Dataset rows describing interfaces:
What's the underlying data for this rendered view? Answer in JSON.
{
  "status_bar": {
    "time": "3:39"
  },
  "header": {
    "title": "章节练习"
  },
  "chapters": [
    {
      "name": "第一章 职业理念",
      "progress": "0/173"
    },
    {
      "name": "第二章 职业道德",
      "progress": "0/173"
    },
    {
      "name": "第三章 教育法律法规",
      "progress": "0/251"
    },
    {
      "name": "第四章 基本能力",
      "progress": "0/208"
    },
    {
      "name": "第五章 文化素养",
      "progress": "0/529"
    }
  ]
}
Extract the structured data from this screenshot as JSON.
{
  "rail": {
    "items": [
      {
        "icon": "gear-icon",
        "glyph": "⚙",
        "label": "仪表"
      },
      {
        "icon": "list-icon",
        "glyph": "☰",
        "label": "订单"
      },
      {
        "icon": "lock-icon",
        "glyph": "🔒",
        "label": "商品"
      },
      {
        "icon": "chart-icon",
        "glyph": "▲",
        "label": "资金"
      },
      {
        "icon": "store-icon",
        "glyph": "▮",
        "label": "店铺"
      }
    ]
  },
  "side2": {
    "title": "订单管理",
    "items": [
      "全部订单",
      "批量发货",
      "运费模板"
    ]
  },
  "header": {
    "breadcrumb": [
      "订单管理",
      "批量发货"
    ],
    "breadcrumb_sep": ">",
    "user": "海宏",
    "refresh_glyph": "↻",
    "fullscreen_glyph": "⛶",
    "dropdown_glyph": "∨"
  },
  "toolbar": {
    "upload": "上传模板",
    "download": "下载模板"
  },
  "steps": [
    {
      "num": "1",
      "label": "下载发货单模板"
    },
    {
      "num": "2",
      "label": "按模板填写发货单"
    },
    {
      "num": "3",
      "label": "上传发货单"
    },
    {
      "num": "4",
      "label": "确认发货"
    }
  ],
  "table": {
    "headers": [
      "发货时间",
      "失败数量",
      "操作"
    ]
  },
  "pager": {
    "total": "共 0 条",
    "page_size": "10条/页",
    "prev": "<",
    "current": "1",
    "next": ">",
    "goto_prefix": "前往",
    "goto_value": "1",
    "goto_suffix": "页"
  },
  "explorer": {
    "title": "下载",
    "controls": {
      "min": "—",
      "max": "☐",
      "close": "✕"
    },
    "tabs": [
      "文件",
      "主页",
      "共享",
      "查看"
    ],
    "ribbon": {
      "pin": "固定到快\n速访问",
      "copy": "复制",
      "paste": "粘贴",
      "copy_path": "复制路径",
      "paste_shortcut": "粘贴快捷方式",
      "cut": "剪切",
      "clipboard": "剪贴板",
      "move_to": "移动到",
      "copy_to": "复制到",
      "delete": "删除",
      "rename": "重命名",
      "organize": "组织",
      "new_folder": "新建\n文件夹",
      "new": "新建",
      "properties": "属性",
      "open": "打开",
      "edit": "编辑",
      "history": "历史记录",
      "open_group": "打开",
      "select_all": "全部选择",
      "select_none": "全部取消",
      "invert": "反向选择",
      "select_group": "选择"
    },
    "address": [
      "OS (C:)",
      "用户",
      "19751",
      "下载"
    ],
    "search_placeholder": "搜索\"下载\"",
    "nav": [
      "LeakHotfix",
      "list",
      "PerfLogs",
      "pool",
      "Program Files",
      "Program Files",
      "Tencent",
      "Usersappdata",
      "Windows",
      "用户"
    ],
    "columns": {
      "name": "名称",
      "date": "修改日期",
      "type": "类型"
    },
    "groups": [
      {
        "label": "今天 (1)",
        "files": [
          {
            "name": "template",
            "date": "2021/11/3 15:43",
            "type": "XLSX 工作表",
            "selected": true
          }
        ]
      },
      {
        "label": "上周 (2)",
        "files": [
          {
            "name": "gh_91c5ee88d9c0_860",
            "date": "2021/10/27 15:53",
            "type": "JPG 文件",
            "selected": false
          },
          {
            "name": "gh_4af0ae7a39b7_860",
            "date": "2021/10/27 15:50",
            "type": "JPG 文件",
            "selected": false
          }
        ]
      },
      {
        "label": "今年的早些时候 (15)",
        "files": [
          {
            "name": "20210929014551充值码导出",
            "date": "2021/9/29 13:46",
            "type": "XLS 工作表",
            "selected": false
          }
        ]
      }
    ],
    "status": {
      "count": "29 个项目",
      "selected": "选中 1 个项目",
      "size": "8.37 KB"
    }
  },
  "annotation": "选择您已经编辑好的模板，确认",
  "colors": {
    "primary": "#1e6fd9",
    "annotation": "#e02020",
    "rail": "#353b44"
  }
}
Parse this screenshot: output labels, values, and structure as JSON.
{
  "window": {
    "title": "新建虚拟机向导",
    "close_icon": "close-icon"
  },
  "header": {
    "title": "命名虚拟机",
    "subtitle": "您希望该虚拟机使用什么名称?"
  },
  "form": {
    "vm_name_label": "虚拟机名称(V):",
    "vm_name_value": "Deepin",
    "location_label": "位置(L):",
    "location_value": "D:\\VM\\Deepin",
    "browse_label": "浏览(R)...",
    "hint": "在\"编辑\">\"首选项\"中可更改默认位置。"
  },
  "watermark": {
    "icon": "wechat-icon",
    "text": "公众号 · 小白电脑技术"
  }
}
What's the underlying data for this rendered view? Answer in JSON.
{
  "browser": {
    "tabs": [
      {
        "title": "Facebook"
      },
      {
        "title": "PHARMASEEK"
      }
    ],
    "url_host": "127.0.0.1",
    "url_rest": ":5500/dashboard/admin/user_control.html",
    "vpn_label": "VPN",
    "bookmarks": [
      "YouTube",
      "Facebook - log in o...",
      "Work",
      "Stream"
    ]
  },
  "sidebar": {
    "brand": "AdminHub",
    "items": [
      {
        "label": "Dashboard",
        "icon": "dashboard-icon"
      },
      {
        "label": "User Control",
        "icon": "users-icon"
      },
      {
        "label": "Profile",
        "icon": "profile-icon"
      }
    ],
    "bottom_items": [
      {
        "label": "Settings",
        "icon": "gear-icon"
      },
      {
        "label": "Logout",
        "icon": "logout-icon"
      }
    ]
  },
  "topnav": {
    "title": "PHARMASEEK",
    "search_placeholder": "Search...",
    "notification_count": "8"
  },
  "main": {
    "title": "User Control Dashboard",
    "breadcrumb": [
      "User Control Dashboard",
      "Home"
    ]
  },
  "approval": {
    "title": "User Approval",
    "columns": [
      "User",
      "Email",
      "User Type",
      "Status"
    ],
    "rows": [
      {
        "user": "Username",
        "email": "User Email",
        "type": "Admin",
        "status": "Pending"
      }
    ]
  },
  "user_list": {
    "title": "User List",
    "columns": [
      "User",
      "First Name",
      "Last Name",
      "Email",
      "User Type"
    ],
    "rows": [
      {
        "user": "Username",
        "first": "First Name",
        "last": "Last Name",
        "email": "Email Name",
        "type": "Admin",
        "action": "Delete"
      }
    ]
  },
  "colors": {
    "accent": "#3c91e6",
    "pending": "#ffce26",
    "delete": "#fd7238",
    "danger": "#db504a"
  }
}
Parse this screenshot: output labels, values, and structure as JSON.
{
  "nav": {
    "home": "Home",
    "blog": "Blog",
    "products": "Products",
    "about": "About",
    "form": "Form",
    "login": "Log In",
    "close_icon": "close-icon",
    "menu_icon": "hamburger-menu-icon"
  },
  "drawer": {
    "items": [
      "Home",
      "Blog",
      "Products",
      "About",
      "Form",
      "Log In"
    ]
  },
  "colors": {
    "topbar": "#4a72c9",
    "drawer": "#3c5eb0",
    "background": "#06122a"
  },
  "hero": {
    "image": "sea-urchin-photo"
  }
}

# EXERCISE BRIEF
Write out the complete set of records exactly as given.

# TASK RESPONSE
What's the underlying data for this rendered view? Answer in JSON.
{
  "status_bar": {
    "time": "3:39"
  },
  "header": {
    "title": "章节练习"
  },
  "chapters": [
    {
      "name": "第一章 职业理念",
      "progress": "0/173"
    },
    {
      "name": "第二章 职业道德",
      "progress": "0/173"
    },
    {
      "name": "第三章 教育法律法规",
      "progress": "0/251"
    },
    {
      "name": "第四章 基本能力",
      "progress": "0/208"
    },
    {
      "name": "第五章 文化素养",
      "progress": "0/529"
    }
  ]
}
Extract the structured data from this screenshot as JSON.
{
  "rail": {
    "items": [
      {
        "icon": "gear-icon",
        "glyph": "⚙",
        "label": "仪表"
      },
      {
        "icon": "list-icon",
        "glyph": "☰",
        "label": "订单"
      },
      {
        "icon": "lock-icon",
        "glyph": "🔒",
        "label": "商品"
      },
      {
        "icon": "chart-icon",
        "glyph": "▲",
        "label": "资金"
      },
      {
        "icon": "store-icon",
        "glyph": "▮",
        "label": "店铺"
      }
    ]
  },
  "side2": {
    "title": "订单管理",
    "items": [
      "全部订单",
      "批量发货",
      "运费模板"
    ]
  },
  "header": {
    "breadcrumb": [
      "订单管理",
      "批量发货"
    ],
    "breadcrumb_sep": ">",
    "user": "海宏",
    "refresh_glyph": "↻",
    "fullscreen_glyph": "⛶",
    "dropdown_glyph": "∨"
  },
  "toolbar": {
    "upload": "上传模板",
    "download": "下载模板"
  },
  "steps": [
    {
      "num": "1",
      "label": "下载发货单模板"
    },
    {
      "num": "2",
      "label": "按模板填写发货单"
    },
    {
      "num": "3",
      "label": "上传发货单"
    },
    {
      "num": "4",
      "label": "确认发货"
    }
  ],
  "table": {
    "headers": [
      "发货时间",
      "失败数量",
      "操作"
    ]
  },
  "pager": {
    "total": "共 0 条",
    "page_size": "10条/页",
    "prev": "<",
    "current": "1",
    "next": ">",
    "goto_prefix": "前往",
    "goto_value": "1",
    "goto_suffix": "页"
  },
  "explorer": {
    "title": "下载",
    "controls": {
      "min": "—",
      "max": "☐",
      "close": "✕"
    },
    "tabs": [
      "文件",
      "主页",
      "共享",
      "查看"
    ],
    "ribbon": {
      "pin": "固定到快\n速访问",
      "copy": "复制",
      "paste": "粘贴",
      "copy_path": "复制路径",
      "paste_shortcut": "粘贴快捷方式",
      "cut": "剪切",
      "clipboard": "剪贴板",
      "move_to": "移动到",
      "copy_to": "复制到",
      "delete": "删除",
      "rename": "重命名",
      "organize": "组织",
      "new_folder": "新建\n文件夹",
      "new": "新建",
      "properties": "属性",
      "open": "打开",
      "edit": "编辑",
      "history": "历史记录",
      "open_group": "打开",
      "select_all": "全部选择",
      "select_none": "全部取消",
      "invert": "反向选择",
      "select_group": "选择"
    },
    "address": [
      "OS (C:)",
      "用户",
      "19751",
      "下载"
    ],
    "search_placeholder": "搜索\"下载\"",
    "nav": [
      "LeakHotfix",
      "list",
      "PerfLogs",
      "pool",
      "Program Files",
      "Program Files",
      "Tencent",
      "Usersappdata",
      "Windows",
      "用户"
    ],
    "columns": {
      "name": "名称",
      "date": "修改日期",
      "type": "类型"
    },
    "groups": [
      {
        "label": "今天 (1)",
        "files": [
          {
            "name": "template",
            "date": "2021/11/3 15:43",
            "type": "XLSX 工作表",
            "selected": true
          }
        ]
      },
      {
        "label": "上周 (2)",
        "files": [
          {
            "name": "gh_91c5ee88d9c0_860",
            "date": "2021/10/27 15:53",
            "type": "JPG 文件",
            "selected": false
          },
          {
            "name": "gh_4af0ae7a39b7_860",
            "date": "2021/10/27 15:50",
            "type": "JPG 文件",
            "selected": false
          }
        ]
      },
      {
        "label": "今年的早些时候 (15)",
        "files": [
          {
            "name": "20210929014551充值码导出",
            "date": "2021/9/29 13:46",
            "type": "XLS 工作表",
            "selected": false
          }
        ]
      }
    ],
    "status": {
      "count": "29 个项目",
      "selected": "选中 1 个项目",
      "size": "8.37 KB"
    }
  },
  "annotation": "选择您已经编辑好的模板，确认",
  "colors": {
    "primary": "#1e6fd9",
    "annotation": "#e02020",
    "rail": "#353b44"
  }
}
Parse this screenshot: output labels, values, and structure as JSON.
{
  "window": {
    "title": "新建虚拟机向导",
    "close_icon": "close-icon"
  },
  "header": {
    "title": "命名虚拟机",
    "subtitle": "您希望该虚拟机使用什么名称?"
  },
  "form": {
    "vm_name_label": "虚拟机名称(V):",
    "vm_name_value": "Deepin",
    "location_label": "位置(L):",
    "location_value": "D:\\VM\\Deepin",
    "browse_label": "浏览(R)...",
    "hint": "在\"编辑\">\"首选项\"中可更改默认位置。"
  },
  "watermark": {
    "icon": "wechat-icon",
    "text": "公众号 · 小白电脑技术"
  }
}
What's the underlying data for this rendered view? Answer in JSON.
{
  "browser": {
    "tabs": [
      {
        "title": "Facebook"
      },
      {
        "title": "PHARMASEEK"
      }
    ],
    "url_host": "127.0.0.1",
    "url_rest": ":5500/dashboard/admin/user_control.html",
    "vpn_label": "VPN",
    "bookmarks": [
      "YouTube",
      "Facebook - log in o...",
      "Work",
      "Stream"
    ]
  },
  "sidebar": {
    "brand": "AdminHub",
    "items": [
      {
        "label": "Dashboard",
        "icon": "dashboard-icon"
      },
      {
        "label": "User Control",
        "icon": "users-icon"
      },
      {
        "label": "Profile",
        "icon": "profile-icon"
      }
    ],
    "bottom_items": [
      {
        "label": "Settings",
        "icon": "gear-icon"
      },
      {
        "label": "Logout",
        "icon": "logout-icon"
      }
    ]
  },
  "topnav": {
    "title": "PHARMASEEK",
    "search_placeholder": "Search...",
    "notification_count": "8"
  },
  "main": {
    "title": "User Control Dashboard",
    "breadcrumb": [
      "User Control Dashboard",
      "Home"
    ]
  },
  "approval": {
    "title": "User Approval",
    "columns": [
      "User",
      "Email",
      "User Type",
      "Status"
    ],
    "rows": [
      {
        "user": "Username",
        "email": "User Email",
        "type": "Admin",
        "status": "Pending"
      }
    ]
  },
  "user_list": {
    "title": "User List",
    "columns": [
      "User",
      "First Name",
      "Last Name",
      "Email",
      "User Type"
    ],
    "rows": [
      {
        "user": "Username",
        "first": "First Name",
        "last": "Last Name",
        "email": "Email Name",
        "type": "Admin",
        "action": "Delete"
      }
    ]
  },
  "colors": {
    "accent": "#3c91e6",
    "pending": "#ffce26",
    "delete": "#fd7238",
    "danger": "#db504a"
  }
}
Parse this screenshot: output labels, values, and structure as JSON.
{
  "nav": {
    "home": "Home",
    "blog": "Blog",
    "products": "Products",
    "about": "About",
    "form": "Form",
    "login": "Log In",
    "close_icon": "close-icon",
    "menu_icon": "hamburger-menu-icon"
  },
  "drawer": {
    "items": [
      "Home",
      "Blog",
      "Products",
      "About",
      "Form",
      "Log In"
    ]
  },
  "colors": {
    "topbar": "#4a72c9",
    "drawer": "#3c5eb0",
    "background": "#06122a"
  },
  "hero": {
    "image": "sea-urchin-photo"
  }
}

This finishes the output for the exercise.